* [WHAT IS EXPECTED]: Each line below that includes the word "number" is to be reported.

* [Data about app and page elements]:
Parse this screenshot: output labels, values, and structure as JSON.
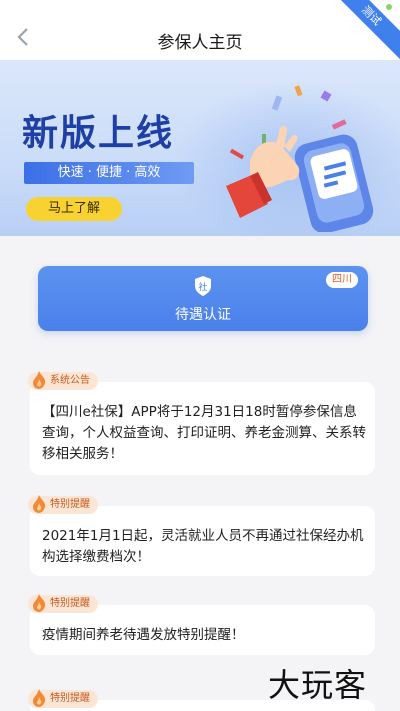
{
  "header": {
    "title": "参保人主页",
    "corner_badge": "测试"
  },
  "banner": {
    "title": "新版上线",
    "tagline": "快速 · 便捷 · 高效",
    "cta_label": "马上了解"
  },
  "service": {
    "icon_text": "社",
    "label": "待遇认证",
    "region": "四川"
  },
  "notices": [
    {
      "tag": "系统公告",
      "body": "【四川e社保】APP将于12月31日18时暂停参保信息查询，个人权益查询、打印证明、养老金测算、关系转移相关服务！"
    },
    {
      "tag": "特别提醒",
      "body": "2021年1月1日起，灵活就业人员不再通过社保经办机构选择缴费档次！"
    },
    {
      "tag": "特别提醒",
      "body": "疫情期间养老待遇发放特别提醒！"
    },
    {
      "tag": "特别提醒",
      "body": ""
    }
  ],
  "watermark": "大玩客",
  "colors": {
    "accent": "#4a80ea",
    "tag_bg": "#fbe6d6",
    "tag_text": "#c8591d",
    "cta": "#f8d132"
  }
}
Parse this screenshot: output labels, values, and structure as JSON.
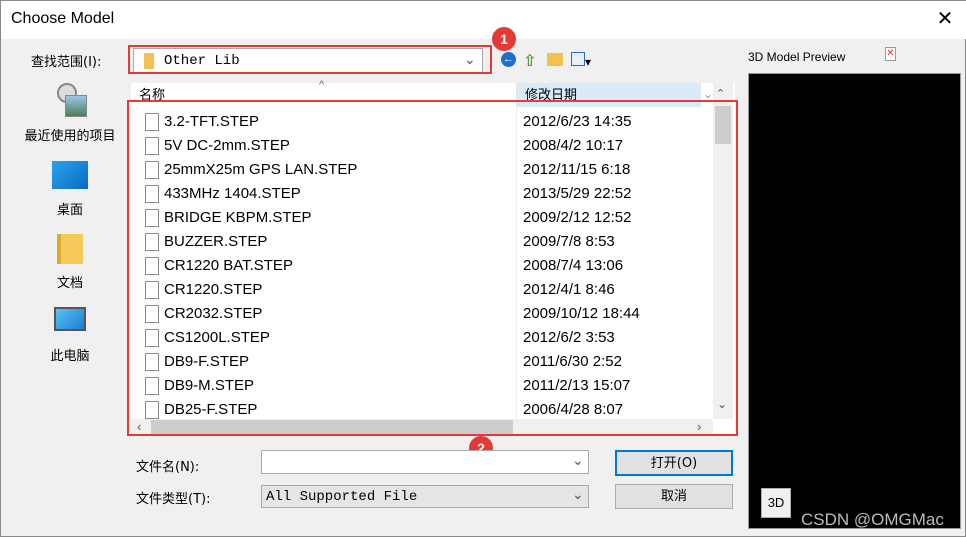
{
  "window": {
    "title": "Choose Model",
    "close_label": "✕"
  },
  "lookin": {
    "label": "查找范围(I):",
    "value": "Other Lib"
  },
  "badges": [
    "1",
    "2"
  ],
  "toolbar": {
    "icons": [
      "back-icon",
      "up-folder-icon",
      "new-folder-icon",
      "view-menu-icon"
    ]
  },
  "preview": {
    "title": "3D Model Preview",
    "button_3d": "3D",
    "watermark": "CSDN @OMGMac"
  },
  "places": [
    {
      "label": "最近使用的项目",
      "icon": "recent-icon"
    },
    {
      "label": "桌面",
      "icon": "desktop-icon"
    },
    {
      "label": "文档",
      "icon": "documents-icon"
    },
    {
      "label": "此电脑",
      "icon": "computer-icon"
    }
  ],
  "list": {
    "columns": [
      "名称",
      "修改日期"
    ],
    "rows": [
      {
        "name": "3.2-TFT.STEP",
        "date": "2012/6/23 14:35"
      },
      {
        "name": "5V DC-2mm.STEP",
        "date": "2008/4/2 10:17"
      },
      {
        "name": "25mmX25m GPS LAN.STEP",
        "date": "2012/11/15 6:18"
      },
      {
        "name": "433MHz 1404.STEP",
        "date": "2013/5/29 22:52"
      },
      {
        "name": "BRIDGE KBPM.STEP",
        "date": "2009/2/12 12:52"
      },
      {
        "name": "BUZZER.STEP",
        "date": "2009/7/8 8:53"
      },
      {
        "name": "CR1220 BAT.STEP",
        "date": "2008/7/4 13:06"
      },
      {
        "name": "CR1220.STEP",
        "date": "2012/4/1 8:46"
      },
      {
        "name": "CR2032.STEP",
        "date": "2009/10/12 18:44"
      },
      {
        "name": "CS1200L.STEP",
        "date": "2012/6/2 3:53"
      },
      {
        "name": "DB9-F.STEP",
        "date": "2011/6/30 2:52"
      },
      {
        "name": "DB9-M.STEP",
        "date": "2011/2/13 15:07"
      },
      {
        "name": "DB25-F.STEP",
        "date": "2006/4/28 8:07"
      }
    ]
  },
  "filename": {
    "label": "文件名(N):",
    "value": ""
  },
  "filetype": {
    "label": "文件类型(T):",
    "value": "All Supported File"
  },
  "buttons": {
    "open": "打开(O)",
    "cancel": "取消"
  },
  "colors": {
    "annotation_red": "#e53935",
    "focus_blue": "#0078d7"
  }
}
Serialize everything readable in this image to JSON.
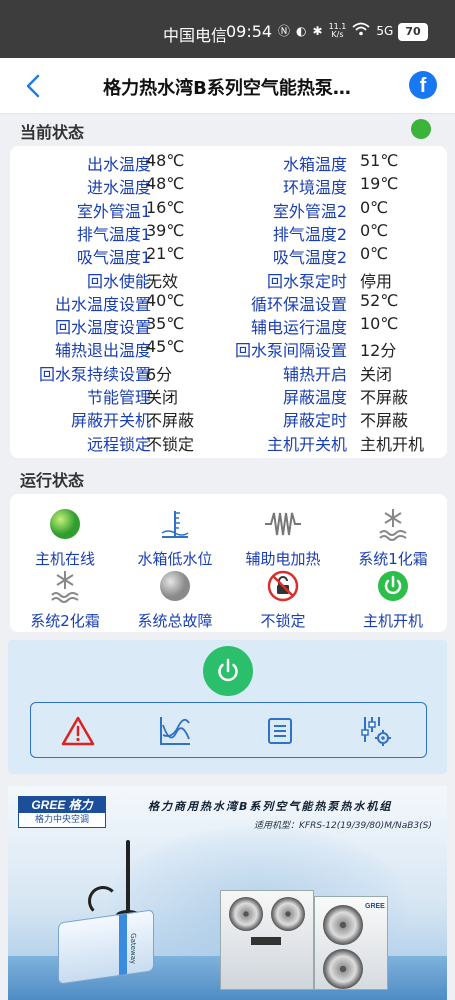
{
  "statusbar": {
    "carrier": "中国电信",
    "time": "09:54",
    "speed_top": "11.1",
    "speed_bottom": "K/s",
    "network": "5G",
    "battery": "70"
  },
  "header": {
    "title": "格力热水湾B系列空气能热泵…",
    "back_icon": "chevron-left-icon",
    "share_icon": "facebook-icon"
  },
  "current_status": {
    "title": "当前状态",
    "indicator_color": "#3cb43c",
    "rows": [
      {
        "label1": "出水温度",
        "value1": "48℃",
        "label2": "水箱温度",
        "value2": "51℃"
      },
      {
        "label1": "进水温度",
        "value1": "48℃",
        "label2": "环境温度",
        "value2": "19℃"
      },
      {
        "label1": "室外管温1",
        "value1": "16℃",
        "label2": "室外管温2",
        "value2": "0℃"
      },
      {
        "label1": "排气温度1",
        "value1": "39℃",
        "label2": "排气温度2",
        "value2": "0℃"
      },
      {
        "label1": "吸气温度1",
        "value1": "21℃",
        "label2": "吸气温度2",
        "value2": "0℃"
      },
      {
        "label1": "回水使能",
        "value1": "无效",
        "label2": "回水泵定时",
        "value2": "停用"
      },
      {
        "label1": "出水温度设置",
        "value1": "40℃",
        "label2": "循环保温设置",
        "value2": "52℃"
      },
      {
        "label1": "回水温度设置",
        "value1": "35℃",
        "label2": "辅电运行温度",
        "value2": "10℃"
      },
      {
        "label1": "辅热退出温度",
        "value1": "45℃",
        "label2": "回水泵间隔设置",
        "value2": "12分"
      },
      {
        "label1": "回水泵持续设置",
        "value1": "6分",
        "label2": "辅热开启",
        "value2": "关闭"
      },
      {
        "label1": "节能管理",
        "value1": "关闭",
        "label2": "屏蔽温度",
        "value2": "不屏蔽"
      },
      {
        "label1": "屏蔽开关机",
        "value1": "不屏蔽",
        "label2": "屏蔽定时",
        "value2": "不屏蔽"
      },
      {
        "label1": "远程锁定",
        "value1": "不锁定",
        "label2": "主机开关机",
        "value2": "主机开机"
      }
    ]
  },
  "run_status": {
    "title": "运行状态",
    "items": [
      {
        "label": "主机在线",
        "icon": "online-green-dot-icon"
      },
      {
        "label": "水箱低水位",
        "icon": "water-tank-level-icon"
      },
      {
        "label": "辅助电加热",
        "icon": "electric-heater-icon"
      },
      {
        "label": "系统1化霜",
        "icon": "defrost-snowflake-icon"
      },
      {
        "label": "系统2化霜",
        "icon": "defrost-snowflake-icon"
      },
      {
        "label": "系统总故障",
        "icon": "fault-gray-dot-icon"
      },
      {
        "label": "不锁定",
        "icon": "unlocked-icon"
      },
      {
        "label": "主机开机",
        "icon": "power-on-icon"
      }
    ]
  },
  "controls": {
    "power_icon": "power-icon",
    "tools": [
      {
        "name": "alarm",
        "icon": "warning-triangle-icon"
      },
      {
        "name": "curve",
        "icon": "line-chart-icon"
      },
      {
        "name": "records",
        "icon": "list-document-icon"
      },
      {
        "name": "settings",
        "icon": "sliders-settings-icon"
      }
    ],
    "colors": {
      "power": "#2bbf6c",
      "alarm": "#e02020",
      "tool": "#2f72c6"
    }
  },
  "banner": {
    "brand_top": "GREE 格力",
    "brand_bottom": "格力中央空调",
    "title": "格力商用热水湾B系列空气能热泵热水机组",
    "subtitle": "适用机型：KFRS-12(19/39/80)M/NaB3(S)",
    "gateway_text": "Gateway",
    "unit_brand": "GREE"
  }
}
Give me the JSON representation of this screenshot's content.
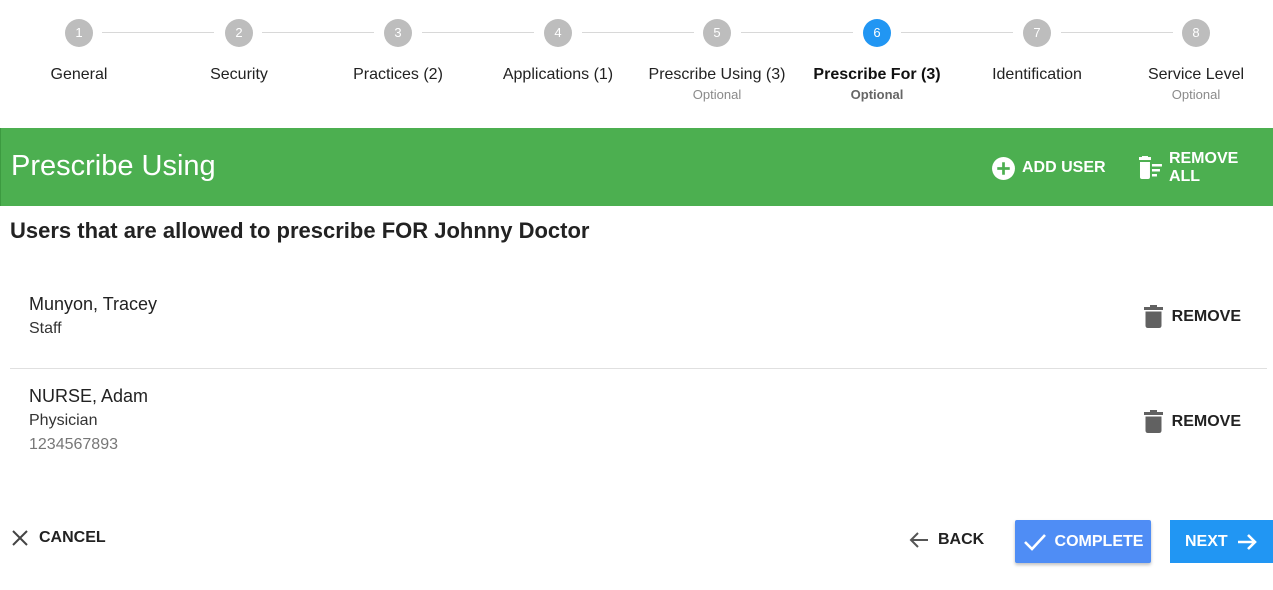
{
  "stepper": {
    "steps": [
      {
        "number": "1",
        "label": "General",
        "optional": ""
      },
      {
        "number": "2",
        "label": "Security",
        "optional": ""
      },
      {
        "number": "3",
        "label": "Practices (2)",
        "optional": ""
      },
      {
        "number": "4",
        "label": "Applications (1)",
        "optional": ""
      },
      {
        "number": "5",
        "label": "Prescribe Using (3)",
        "optional": "Optional"
      },
      {
        "number": "6",
        "label": "Prescribe For (3)",
        "optional": "Optional"
      },
      {
        "number": "7",
        "label": "Identification",
        "optional": ""
      },
      {
        "number": "8",
        "label": "Service Level",
        "optional": "Optional"
      }
    ],
    "active_step": 6
  },
  "header": {
    "title": "Prescribe Using",
    "add_user_label": "ADD USER",
    "remove_all_label": "REMOVE ALL",
    "color": "#4caf50"
  },
  "subtitle": "Users that are allowed to prescribe FOR Johnny Doctor",
  "users": [
    {
      "name": "Munyon, Tracey",
      "role": "Staff",
      "id": "",
      "remove_label": "REMOVE"
    },
    {
      "name": "NURSE, Adam",
      "role": "Physician",
      "id": "1234567893",
      "remove_label": "REMOVE"
    }
  ],
  "footer": {
    "cancel_label": "CANCEL",
    "back_label": "BACK",
    "complete_label": "COMPLETE",
    "next_label": "NEXT"
  },
  "colors": {
    "active_step": "#2196f3",
    "inactive_step": "#bdbdbd",
    "complete_button": "#4f8df5",
    "next_button": "#2196f3"
  },
  "icons": {
    "add_user": "plus-circle-icon",
    "remove_all": "delete-sweep-icon",
    "remove": "trash-icon",
    "cancel": "close-icon",
    "back": "arrow-left-icon",
    "complete": "check-icon",
    "next": "arrow-right-icon"
  }
}
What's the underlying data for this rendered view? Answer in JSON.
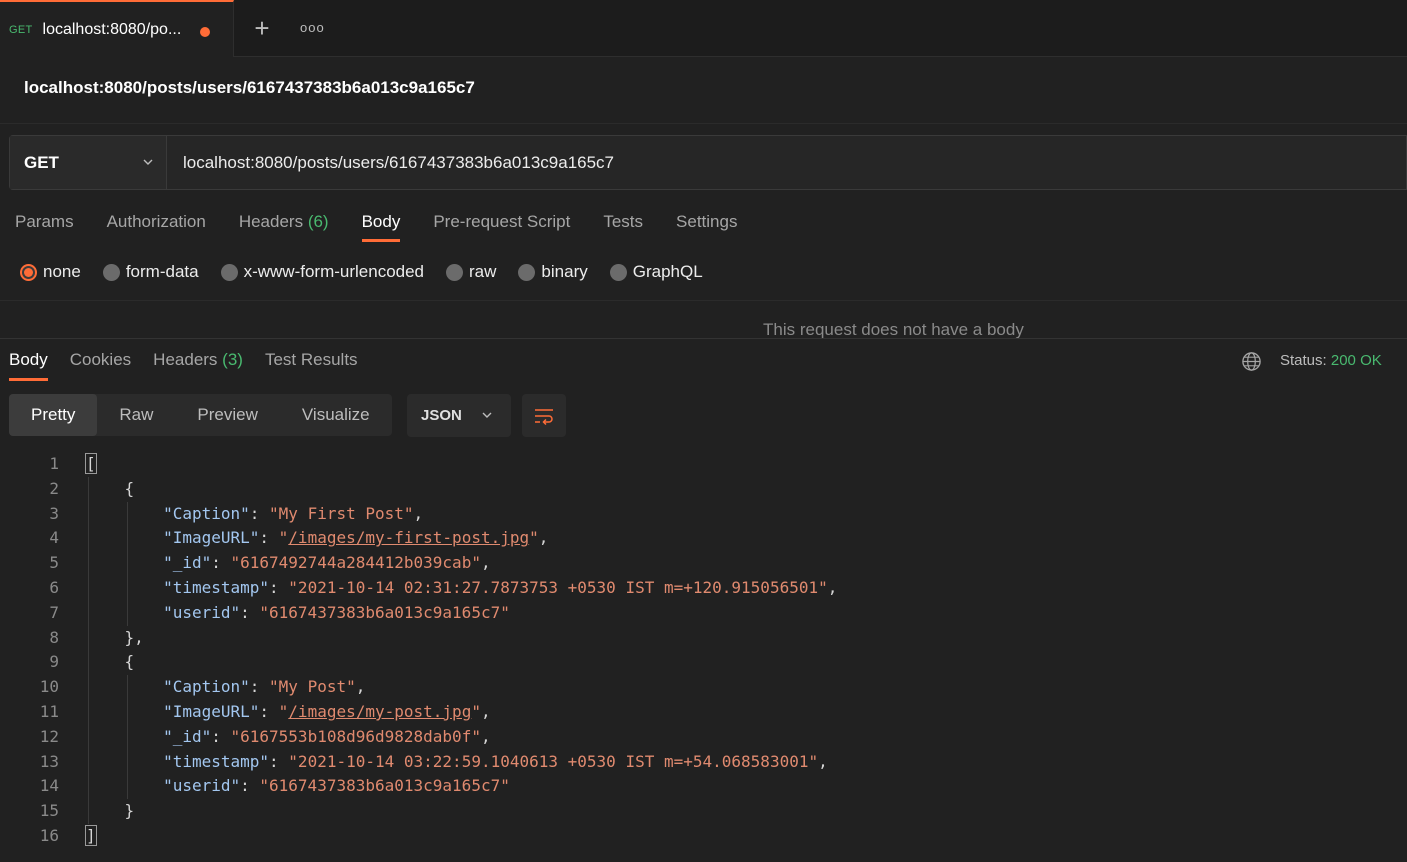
{
  "tab": {
    "method": "GET",
    "title": "localhost:8080/po...",
    "add_icon": "+",
    "more_icon": "ooo"
  },
  "request": {
    "name": "localhost:8080/posts/users/6167437383b6a013c9a165c7",
    "method": "GET",
    "url": "localhost:8080/posts/users/6167437383b6a013c9a165c7"
  },
  "request_tabs": [
    {
      "label": "Params"
    },
    {
      "label": "Authorization"
    },
    {
      "label": "Headers",
      "count": "(6)"
    },
    {
      "label": "Body"
    },
    {
      "label": "Pre-request Script"
    },
    {
      "label": "Tests"
    },
    {
      "label": "Settings"
    }
  ],
  "active_request_tab": "Body",
  "body_types": [
    "none",
    "form-data",
    "x-www-form-urlencoded",
    "raw",
    "binary",
    "GraphQL"
  ],
  "selected_body_type": "none",
  "no_body_message": "This request does not have a body",
  "response_tabs": [
    {
      "label": "Body"
    },
    {
      "label": "Cookies"
    },
    {
      "label": "Headers",
      "count": "(3)"
    },
    {
      "label": "Test Results"
    }
  ],
  "status": {
    "label": "Status:",
    "value": "200 OK"
  },
  "view_modes": [
    "Pretty",
    "Raw",
    "Preview",
    "Visualize"
  ],
  "active_view_mode": "Pretty",
  "format": "JSON",
  "colors": {
    "accent": "#ff6c37",
    "success": "#49b96f",
    "key": "#a3c7f0",
    "string": "#e08a6f"
  },
  "response_body": [
    {
      "Caption": "My First Post",
      "ImageURL": "/images/my-first-post.jpg",
      "_id": "6167492744a284412b039cab",
      "timestamp": "2021-10-14 02:31:27.7873753 +0530 IST m=+120.915056501",
      "userid": "6167437383b6a013c9a165c7"
    },
    {
      "Caption": "My Post",
      "ImageURL": "/images/my-post.jpg",
      "_id": "6167553b108d96d9828dab0f",
      "timestamp": "2021-10-14 03:22:59.1040613 +0530 IST m=+54.068583001",
      "userid": "6167437383b6a013c9a165c7"
    }
  ]
}
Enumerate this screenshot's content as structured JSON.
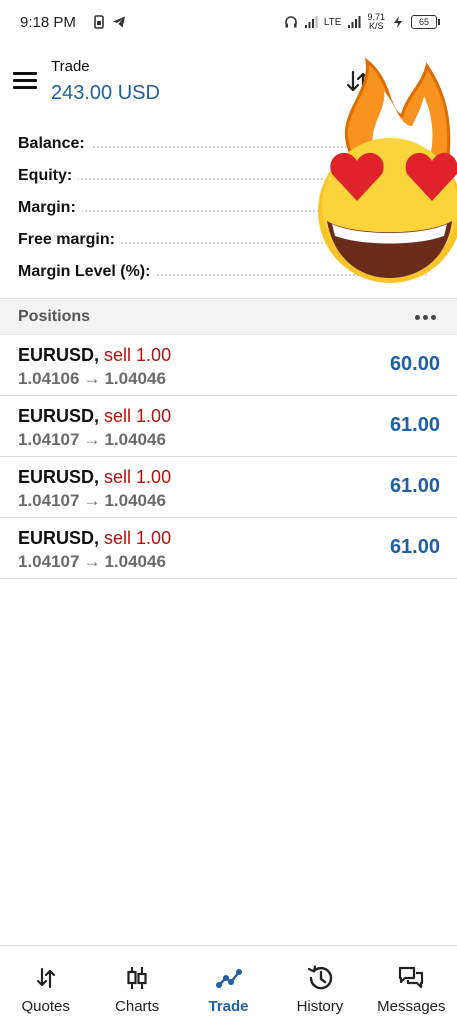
{
  "status_bar": {
    "time": "9:18 PM",
    "network": "LTE",
    "speed_value": "9.71",
    "speed_unit": "K/S",
    "battery": "65"
  },
  "header": {
    "title": "Trade",
    "amount": "243.00 USD"
  },
  "summary": [
    {
      "label": "Balance:"
    },
    {
      "label": "Equity:"
    },
    {
      "label": "Margin:"
    },
    {
      "label": "Free margin:"
    },
    {
      "label": "Margin Level (%):"
    }
  ],
  "positions": {
    "header": "Positions",
    "items": [
      {
        "symbol": "EURUSD,",
        "side": "sell 1.00",
        "open_price": "1.04106",
        "current_price": "1.04046",
        "profit": "60.00"
      },
      {
        "symbol": "EURUSD,",
        "side": "sell 1.00",
        "open_price": "1.04107",
        "current_price": "1.04046",
        "profit": "61.00"
      },
      {
        "symbol": "EURUSD,",
        "side": "sell 1.00",
        "open_price": "1.04107",
        "current_price": "1.04046",
        "profit": "61.00"
      },
      {
        "symbol": "EURUSD,",
        "side": "sell 1.00",
        "open_price": "1.04107",
        "current_price": "1.04046",
        "profit": "61.00"
      }
    ]
  },
  "nav": {
    "quotes": "Quotes",
    "charts": "Charts",
    "trade": "Trade",
    "history": "History",
    "messages": "Messages"
  },
  "colors": {
    "accent": "#1f5fa6",
    "sell": "#b5120e",
    "muted": "#6b6b6b"
  },
  "icons": [
    "menu-icon",
    "sort-icon",
    "more-icon",
    "quotes-icon",
    "charts-icon",
    "trade-icon",
    "history-icon",
    "messages-icon"
  ]
}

* [ANSWER SECTION]:
        "number": "1",
        "number": "2",
        "number": "3",
        "number": "4",
        "number": "5",
        "number": "6",
        "number": "7",
        "number": "8",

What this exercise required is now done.